# What the exercise asks:
Nothing but the records, copied exactly and stripped of pictures, should be in the answer.
═══ Information shown ═══
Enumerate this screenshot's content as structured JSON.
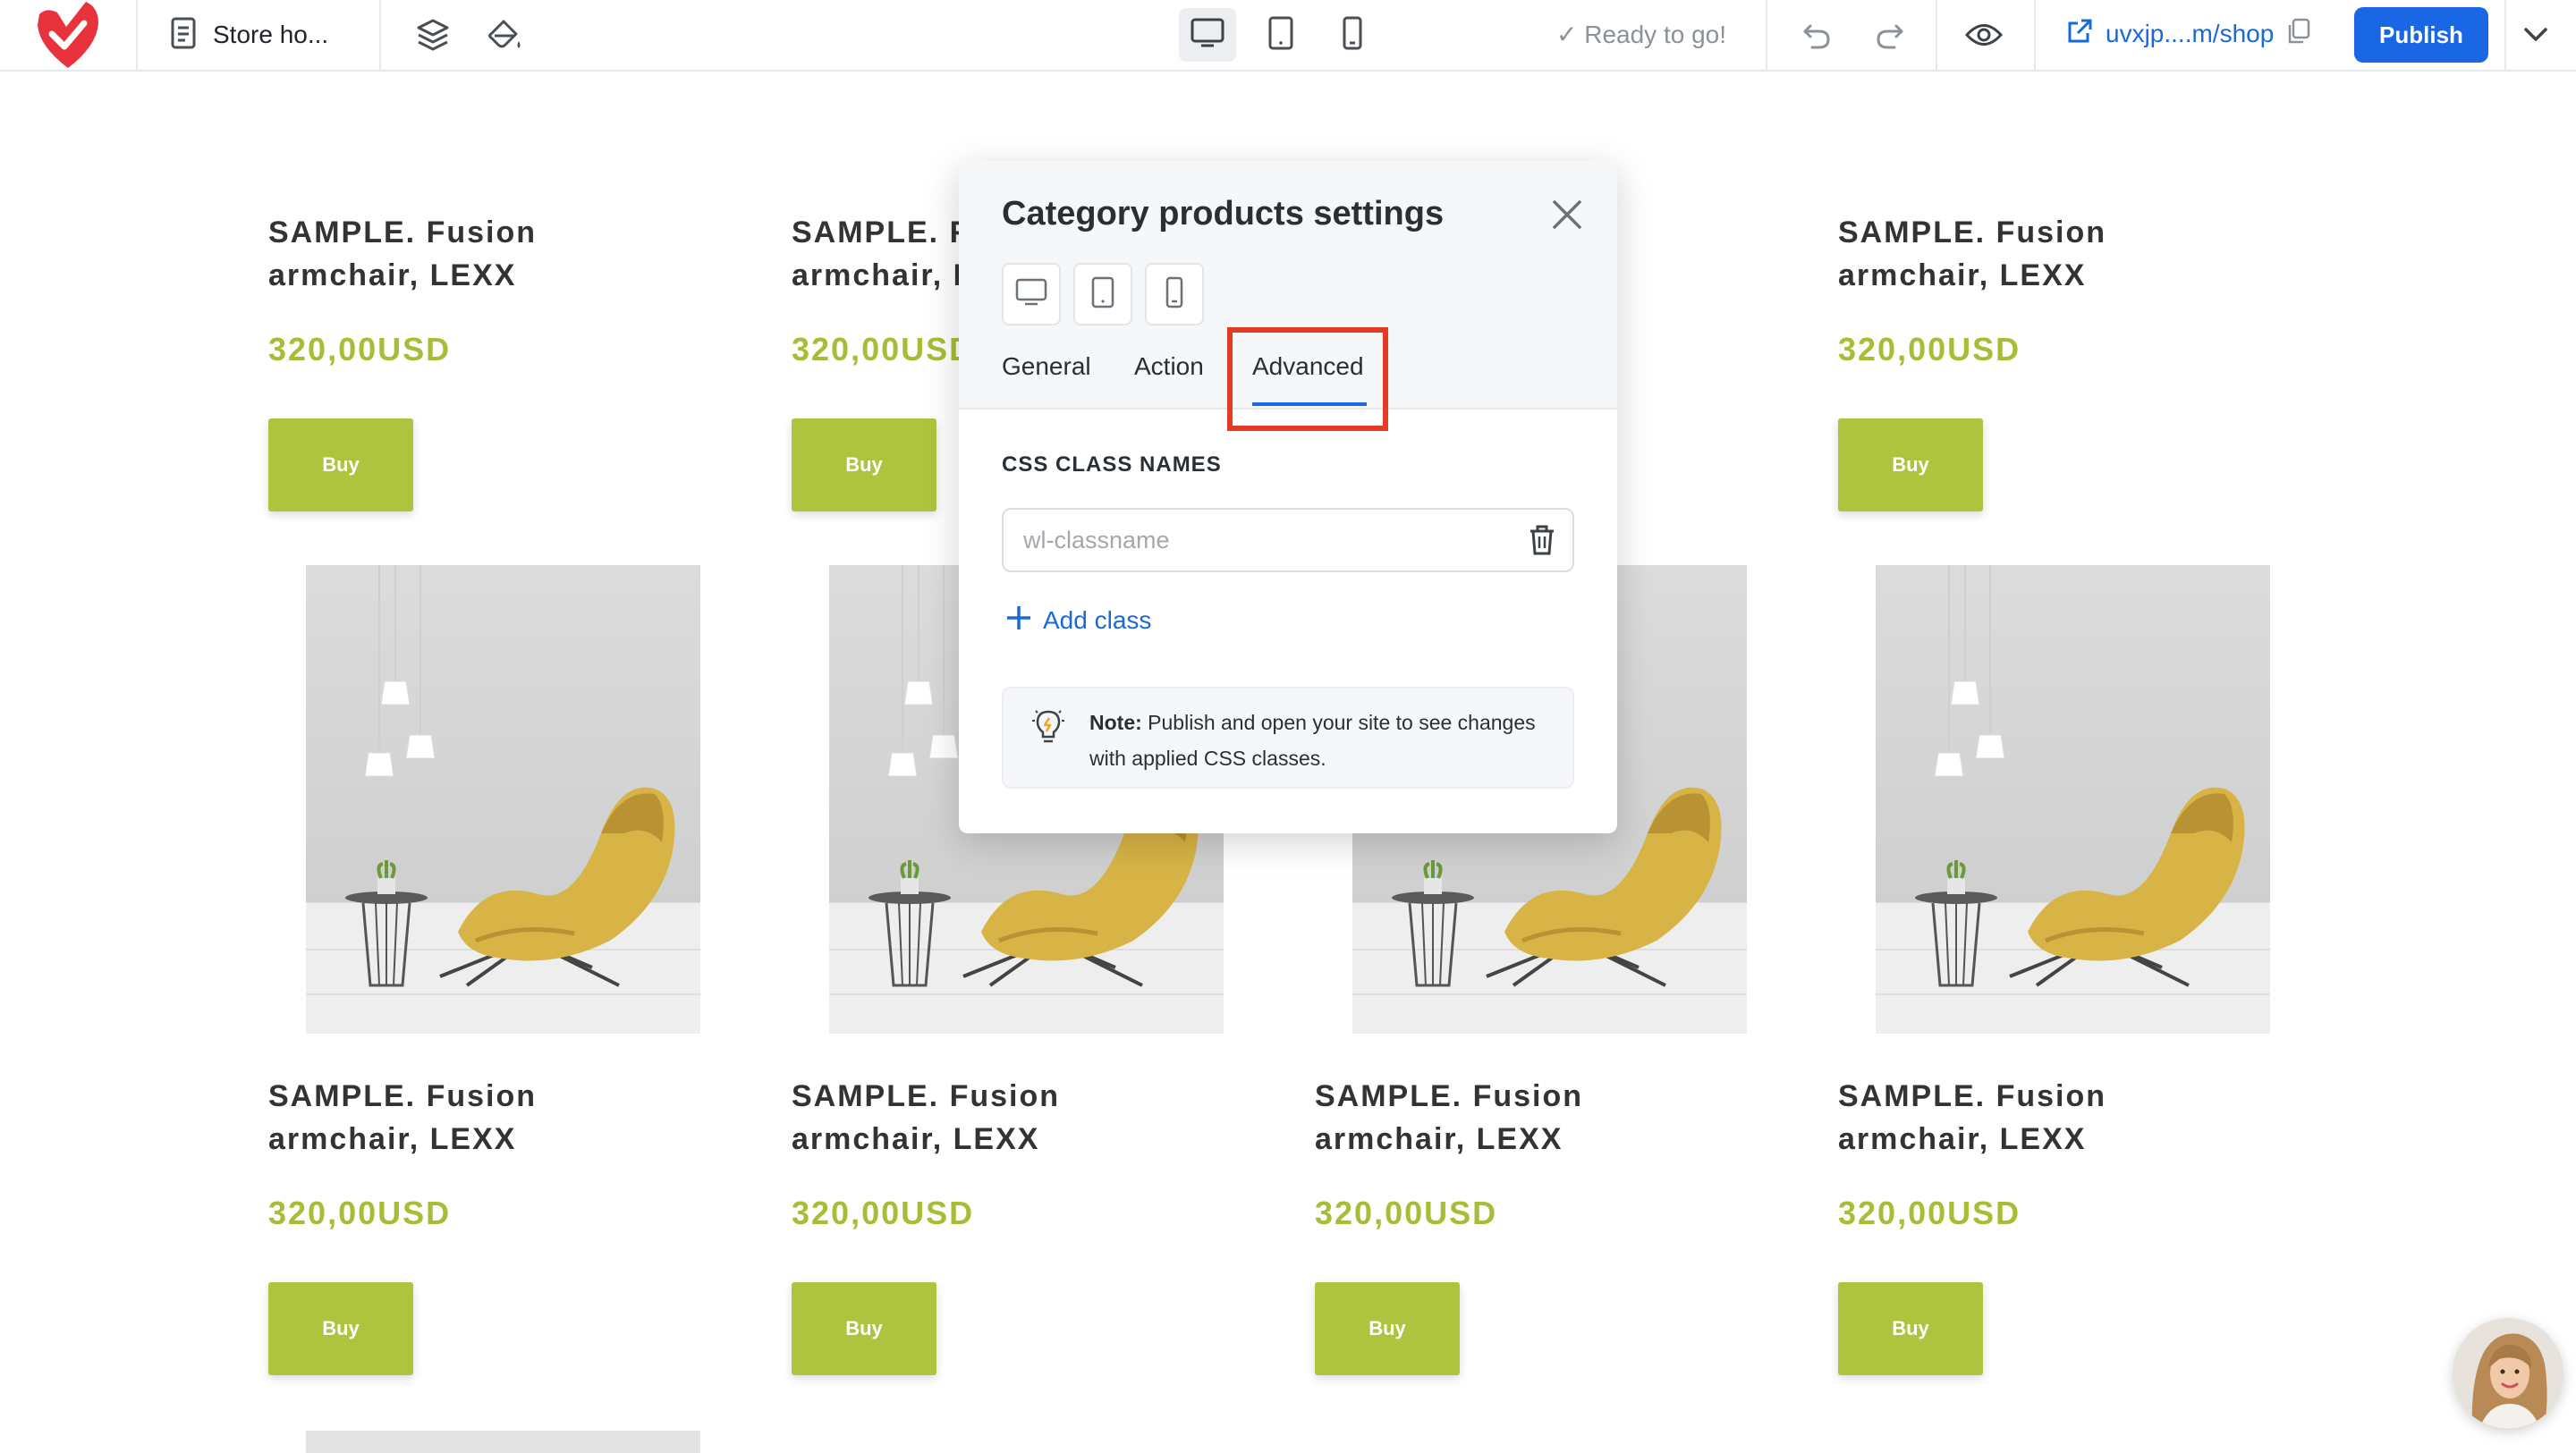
{
  "topbar": {
    "page_name": "Store ho...",
    "status": "✓ Ready to go!",
    "site_url": "uvxjp....m/shop",
    "publish_label": "Publish"
  },
  "products": [
    {
      "name": "SAMPLE. Fusion armchair, LEXX",
      "price": "320,00USD",
      "buy_label": "Buy"
    },
    {
      "name": "SAMPLE. Fusion armchair, LEXX",
      "price": "320,00USD",
      "buy_label": "Buy"
    },
    {
      "name": "SAMPLE. Fusion armchair, LEXX",
      "price": "320,00USD",
      "buy_label": "Buy"
    },
    {
      "name": "SAMPLE. Fusion armchair, LEXX",
      "price": "320,00USD",
      "buy_label": "Buy"
    },
    {
      "name": "SAMPLE. Fusion armchair, LEXX",
      "price": "320,00USD",
      "buy_label": "Buy"
    },
    {
      "name": "SAMPLE. Fusion armchair, LEXX",
      "price": "320,00USD",
      "buy_label": "Buy"
    },
    {
      "name": "SAMPLE. Fusion armchair, LEXX",
      "price": "320,00USD",
      "buy_label": "Buy"
    },
    {
      "name": "SAMPLE. Fusion armchair, LEXX",
      "price": "320,00USD",
      "buy_label": "Buy"
    }
  ],
  "panel": {
    "title": "Category products settings",
    "tabs": [
      "General",
      "Action",
      "Advanced"
    ],
    "active_tab": "Advanced",
    "section_title": "CSS CLASS NAMES",
    "class_placeholder": "wl-classname",
    "add_class_label": "Add class",
    "note_label": "Note:",
    "note_text": "Publish and open your site to see changes with applied CSS classes."
  },
  "colors": {
    "accent": "#1a67e6",
    "price": "#a6bd35",
    "buy_button": "#aec43e",
    "highlight": "#e43b23",
    "logo": "#e8323c"
  },
  "icons": [
    "logo-icon",
    "page-icon",
    "layers-icon",
    "paint-bucket-icon",
    "desktop-icon",
    "tablet-icon",
    "mobile-icon",
    "undo-icon",
    "redo-icon",
    "eye-icon",
    "external-link-icon",
    "copy-icon",
    "chevron-down-icon",
    "close-icon",
    "plus-icon",
    "trash-icon",
    "lightbulb-icon"
  ]
}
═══
# Answer box:
Enumerate this screenshot's content as structured JSON.
{
  "topbar": {
    "page_name": "Store ho...",
    "status": "✓ Ready to go!",
    "site_url": "uvxjp....m/shop",
    "publish_label": "Publish"
  },
  "products": [
    {
      "name": "SAMPLE. Fusion armchair, LEXX",
      "price": "320,00USD",
      "buy_label": "Buy"
    },
    {
      "name": "SAMPLE. Fusion armchair, LEXX",
      "price": "320,00USD",
      "buy_label": "Buy"
    },
    {
      "name": "SAMPLE. Fusion armchair, LEXX",
      "price": "320,00USD",
      "buy_label": "Buy"
    },
    {
      "name": "SAMPLE. Fusion armchair, LEXX",
      "price": "320,00USD",
      "buy_label": "Buy"
    },
    {
      "name": "SAMPLE. Fusion armchair, LEXX",
      "price": "320,00USD",
      "buy_label": "Buy"
    },
    {
      "name": "SAMPLE. Fusion armchair, LEXX",
      "price": "320,00USD",
      "buy_label": "Buy"
    },
    {
      "name": "SAMPLE. Fusion armchair, LEXX",
      "price": "320,00USD",
      "buy_label": "Buy"
    },
    {
      "name": "SAMPLE. Fusion armchair, LEXX",
      "price": "320,00USD",
      "buy_label": "Buy"
    }
  ],
  "panel": {
    "title": "Category products settings",
    "tabs": [
      "General",
      "Action",
      "Advanced"
    ],
    "active_tab": "Advanced",
    "section_title": "CSS CLASS NAMES",
    "class_placeholder": "wl-classname",
    "add_class_label": "Add class",
    "note_label": "Note:",
    "note_text": "Publish and open your site to see changes with applied CSS classes."
  },
  "colors": {
    "accent": "#1a67e6",
    "price": "#a6bd35",
    "buy_button": "#aec43e",
    "highlight": "#e43b23",
    "logo": "#e8323c"
  },
  "icons": [
    "logo-icon",
    "page-icon",
    "layers-icon",
    "paint-bucket-icon",
    "desktop-icon",
    "tablet-icon",
    "mobile-icon",
    "undo-icon",
    "redo-icon",
    "eye-icon",
    "external-link-icon",
    "copy-icon",
    "chevron-down-icon",
    "close-icon",
    "plus-icon",
    "trash-icon",
    "lightbulb-icon"
  ]
}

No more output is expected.